Task objective :: Take from the data every line in which the word "structured" is found.

Listed entries ::
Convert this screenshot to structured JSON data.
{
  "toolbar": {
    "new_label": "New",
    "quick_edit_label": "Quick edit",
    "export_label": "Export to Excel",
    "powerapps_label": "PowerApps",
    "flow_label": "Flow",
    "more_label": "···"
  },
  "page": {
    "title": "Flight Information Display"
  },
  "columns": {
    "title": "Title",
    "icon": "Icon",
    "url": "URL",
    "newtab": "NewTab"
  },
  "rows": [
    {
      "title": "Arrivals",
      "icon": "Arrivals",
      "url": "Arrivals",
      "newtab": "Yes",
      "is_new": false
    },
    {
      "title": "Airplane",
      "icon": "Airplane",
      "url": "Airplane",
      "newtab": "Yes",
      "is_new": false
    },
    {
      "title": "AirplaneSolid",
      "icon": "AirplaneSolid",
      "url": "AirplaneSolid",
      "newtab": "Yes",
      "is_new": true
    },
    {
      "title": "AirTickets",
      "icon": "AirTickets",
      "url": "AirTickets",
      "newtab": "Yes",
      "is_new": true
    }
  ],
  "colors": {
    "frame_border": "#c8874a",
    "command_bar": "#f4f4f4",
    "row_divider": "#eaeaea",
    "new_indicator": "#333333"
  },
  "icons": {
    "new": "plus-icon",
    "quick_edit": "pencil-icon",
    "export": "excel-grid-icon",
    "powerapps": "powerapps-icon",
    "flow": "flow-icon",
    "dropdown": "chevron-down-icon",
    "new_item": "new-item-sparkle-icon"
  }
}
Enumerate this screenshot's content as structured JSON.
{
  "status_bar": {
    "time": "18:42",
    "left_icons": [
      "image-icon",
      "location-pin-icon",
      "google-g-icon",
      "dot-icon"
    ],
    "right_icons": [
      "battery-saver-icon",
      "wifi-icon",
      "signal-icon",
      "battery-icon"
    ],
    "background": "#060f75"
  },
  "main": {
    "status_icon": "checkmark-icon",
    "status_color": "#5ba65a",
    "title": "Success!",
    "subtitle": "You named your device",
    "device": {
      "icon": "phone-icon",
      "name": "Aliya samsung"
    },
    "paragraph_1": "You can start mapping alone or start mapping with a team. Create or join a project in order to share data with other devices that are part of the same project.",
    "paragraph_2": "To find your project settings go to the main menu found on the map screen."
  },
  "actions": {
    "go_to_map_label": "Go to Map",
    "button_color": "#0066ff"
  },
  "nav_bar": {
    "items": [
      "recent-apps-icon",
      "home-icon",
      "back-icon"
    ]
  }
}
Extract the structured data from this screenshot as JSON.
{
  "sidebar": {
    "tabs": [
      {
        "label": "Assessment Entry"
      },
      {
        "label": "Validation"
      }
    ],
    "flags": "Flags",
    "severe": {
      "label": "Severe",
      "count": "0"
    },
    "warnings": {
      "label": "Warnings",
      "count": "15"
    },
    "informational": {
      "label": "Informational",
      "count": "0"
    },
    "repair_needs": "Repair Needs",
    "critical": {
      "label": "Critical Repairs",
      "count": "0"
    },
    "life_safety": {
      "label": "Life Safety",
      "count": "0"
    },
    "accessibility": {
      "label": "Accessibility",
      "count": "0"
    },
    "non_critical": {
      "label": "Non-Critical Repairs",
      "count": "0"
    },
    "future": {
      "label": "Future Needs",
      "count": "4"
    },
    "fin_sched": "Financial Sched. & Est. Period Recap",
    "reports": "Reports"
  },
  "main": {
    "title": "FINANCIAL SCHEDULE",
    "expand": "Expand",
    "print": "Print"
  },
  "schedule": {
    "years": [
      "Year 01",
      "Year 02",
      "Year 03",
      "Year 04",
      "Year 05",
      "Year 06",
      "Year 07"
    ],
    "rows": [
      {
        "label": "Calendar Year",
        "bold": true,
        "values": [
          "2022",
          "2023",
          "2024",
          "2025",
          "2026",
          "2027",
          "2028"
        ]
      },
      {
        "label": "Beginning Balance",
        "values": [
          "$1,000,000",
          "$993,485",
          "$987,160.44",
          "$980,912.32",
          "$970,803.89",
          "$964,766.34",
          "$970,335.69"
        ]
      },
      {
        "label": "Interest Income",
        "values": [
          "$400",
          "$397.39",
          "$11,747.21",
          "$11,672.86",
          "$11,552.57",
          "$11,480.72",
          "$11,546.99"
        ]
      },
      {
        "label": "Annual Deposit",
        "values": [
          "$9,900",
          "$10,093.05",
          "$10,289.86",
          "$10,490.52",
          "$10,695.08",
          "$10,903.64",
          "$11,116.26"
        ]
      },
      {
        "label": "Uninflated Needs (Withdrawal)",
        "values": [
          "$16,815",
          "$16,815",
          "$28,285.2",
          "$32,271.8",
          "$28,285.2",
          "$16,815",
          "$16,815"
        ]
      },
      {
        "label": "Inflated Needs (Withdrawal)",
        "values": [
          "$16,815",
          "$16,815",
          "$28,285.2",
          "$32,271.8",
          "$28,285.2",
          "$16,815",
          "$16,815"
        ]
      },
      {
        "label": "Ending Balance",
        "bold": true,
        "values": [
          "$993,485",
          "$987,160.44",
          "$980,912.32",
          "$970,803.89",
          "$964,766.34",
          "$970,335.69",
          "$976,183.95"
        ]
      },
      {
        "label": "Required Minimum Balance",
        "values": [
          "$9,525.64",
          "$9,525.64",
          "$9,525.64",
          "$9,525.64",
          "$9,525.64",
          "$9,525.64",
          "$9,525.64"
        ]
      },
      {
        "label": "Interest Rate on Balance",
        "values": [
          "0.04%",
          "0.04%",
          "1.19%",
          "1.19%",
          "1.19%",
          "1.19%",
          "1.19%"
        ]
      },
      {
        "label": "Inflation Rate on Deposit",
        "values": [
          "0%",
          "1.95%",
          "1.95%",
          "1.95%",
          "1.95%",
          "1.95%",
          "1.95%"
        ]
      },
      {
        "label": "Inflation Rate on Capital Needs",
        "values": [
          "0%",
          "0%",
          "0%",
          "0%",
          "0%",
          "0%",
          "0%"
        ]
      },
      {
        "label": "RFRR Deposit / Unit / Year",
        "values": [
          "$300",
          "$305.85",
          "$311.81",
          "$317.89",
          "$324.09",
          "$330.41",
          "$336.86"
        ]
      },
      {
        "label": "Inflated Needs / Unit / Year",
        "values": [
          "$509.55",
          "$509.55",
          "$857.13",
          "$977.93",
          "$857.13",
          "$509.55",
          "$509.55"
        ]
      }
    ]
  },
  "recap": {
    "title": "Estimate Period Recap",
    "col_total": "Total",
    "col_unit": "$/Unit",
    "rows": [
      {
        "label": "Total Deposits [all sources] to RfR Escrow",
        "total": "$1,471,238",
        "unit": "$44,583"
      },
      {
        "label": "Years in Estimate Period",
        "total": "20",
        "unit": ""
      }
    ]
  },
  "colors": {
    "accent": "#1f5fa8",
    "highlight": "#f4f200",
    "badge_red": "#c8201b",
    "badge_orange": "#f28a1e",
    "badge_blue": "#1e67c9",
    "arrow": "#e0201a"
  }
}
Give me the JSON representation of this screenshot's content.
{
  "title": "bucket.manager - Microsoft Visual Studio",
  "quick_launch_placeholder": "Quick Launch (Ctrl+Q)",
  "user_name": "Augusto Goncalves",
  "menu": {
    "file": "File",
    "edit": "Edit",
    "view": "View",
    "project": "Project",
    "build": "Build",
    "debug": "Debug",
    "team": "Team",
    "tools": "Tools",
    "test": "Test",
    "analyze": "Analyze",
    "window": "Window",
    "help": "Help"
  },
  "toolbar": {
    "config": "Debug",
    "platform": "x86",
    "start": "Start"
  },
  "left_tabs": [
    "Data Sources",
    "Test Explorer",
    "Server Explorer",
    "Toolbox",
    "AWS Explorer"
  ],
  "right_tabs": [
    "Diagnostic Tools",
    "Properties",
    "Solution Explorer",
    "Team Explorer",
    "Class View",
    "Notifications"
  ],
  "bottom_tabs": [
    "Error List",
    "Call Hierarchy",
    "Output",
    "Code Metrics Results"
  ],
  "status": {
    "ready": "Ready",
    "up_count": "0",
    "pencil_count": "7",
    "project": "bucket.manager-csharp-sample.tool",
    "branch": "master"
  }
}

Reply ::
Convert this screenshot to structured JSON data.
Enumerate this screenshot's content as structured JSON.
Extract the structured data from this screenshot as JSON.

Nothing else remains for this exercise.